WHAT YOU ARE ASKED TO DO - The lines of the records that include "views" should all be copied.

Dataset records -
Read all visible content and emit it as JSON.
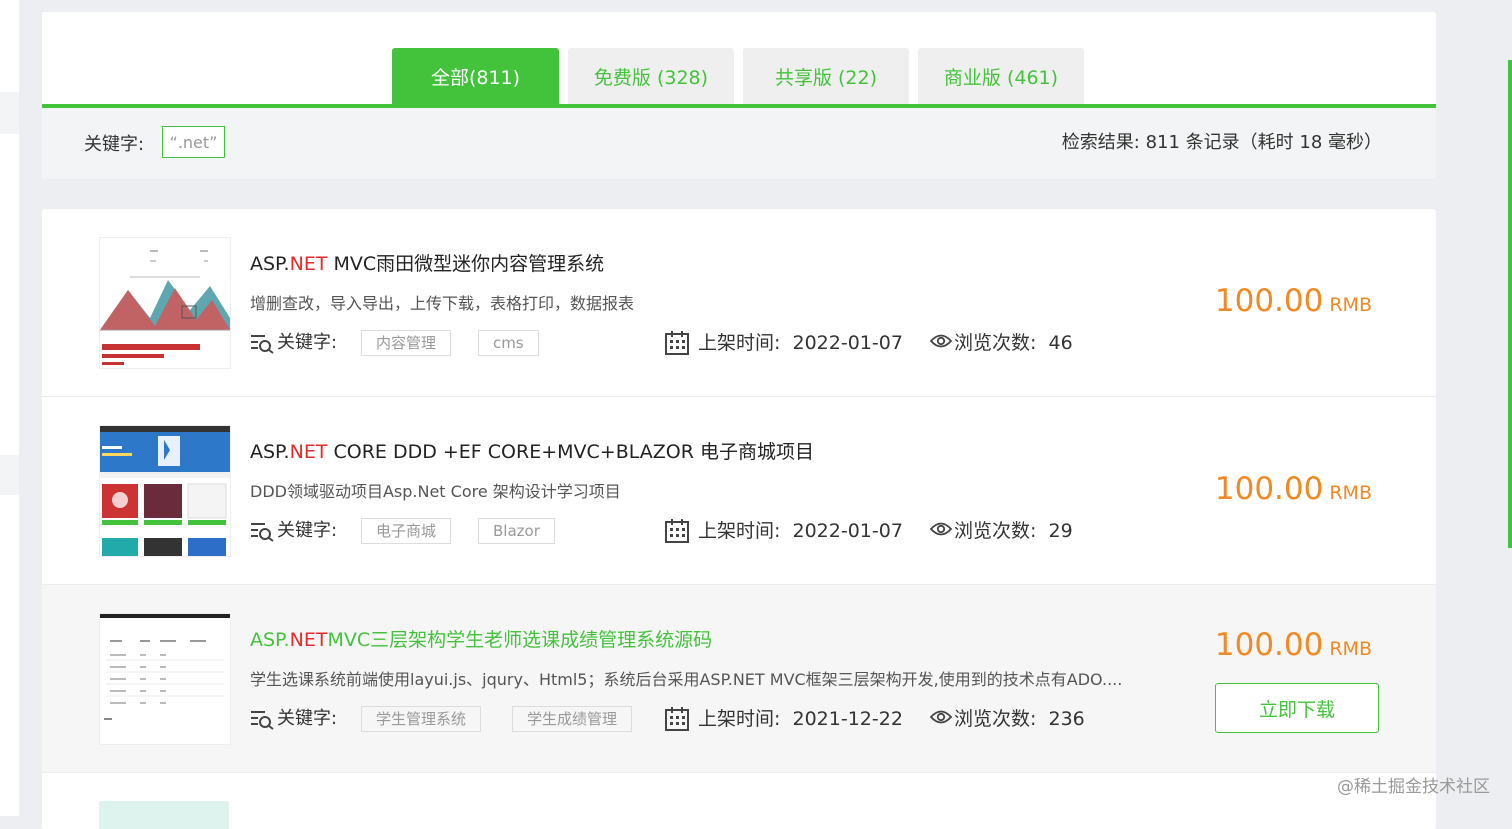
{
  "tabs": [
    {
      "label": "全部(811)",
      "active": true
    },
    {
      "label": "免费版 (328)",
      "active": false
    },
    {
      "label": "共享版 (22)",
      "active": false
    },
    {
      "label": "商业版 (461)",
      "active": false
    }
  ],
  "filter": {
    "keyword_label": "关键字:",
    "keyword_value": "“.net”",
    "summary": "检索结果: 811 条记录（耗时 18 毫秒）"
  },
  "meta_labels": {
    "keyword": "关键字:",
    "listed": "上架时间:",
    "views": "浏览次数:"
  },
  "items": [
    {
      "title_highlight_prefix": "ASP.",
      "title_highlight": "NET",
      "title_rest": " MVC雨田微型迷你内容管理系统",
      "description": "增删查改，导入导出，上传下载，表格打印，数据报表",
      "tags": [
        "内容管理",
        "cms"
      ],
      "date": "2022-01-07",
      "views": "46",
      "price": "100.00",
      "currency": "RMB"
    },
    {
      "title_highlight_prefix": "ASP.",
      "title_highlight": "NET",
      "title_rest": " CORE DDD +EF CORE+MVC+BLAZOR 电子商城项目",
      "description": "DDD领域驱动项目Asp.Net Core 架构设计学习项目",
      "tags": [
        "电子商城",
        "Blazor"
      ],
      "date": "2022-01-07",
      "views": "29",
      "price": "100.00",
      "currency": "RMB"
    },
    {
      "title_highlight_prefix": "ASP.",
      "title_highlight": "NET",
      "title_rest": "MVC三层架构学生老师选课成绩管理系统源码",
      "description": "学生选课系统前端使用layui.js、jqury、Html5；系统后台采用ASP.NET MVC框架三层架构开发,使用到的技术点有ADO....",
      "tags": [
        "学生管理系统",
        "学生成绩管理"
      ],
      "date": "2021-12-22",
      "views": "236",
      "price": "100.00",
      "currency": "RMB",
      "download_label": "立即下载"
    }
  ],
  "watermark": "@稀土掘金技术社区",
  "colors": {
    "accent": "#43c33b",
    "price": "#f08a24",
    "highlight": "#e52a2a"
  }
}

EXERCISE ANSWER -
    "views": "浏览次数:"
      "views": "46",
      "views": "29",
      "views": "236",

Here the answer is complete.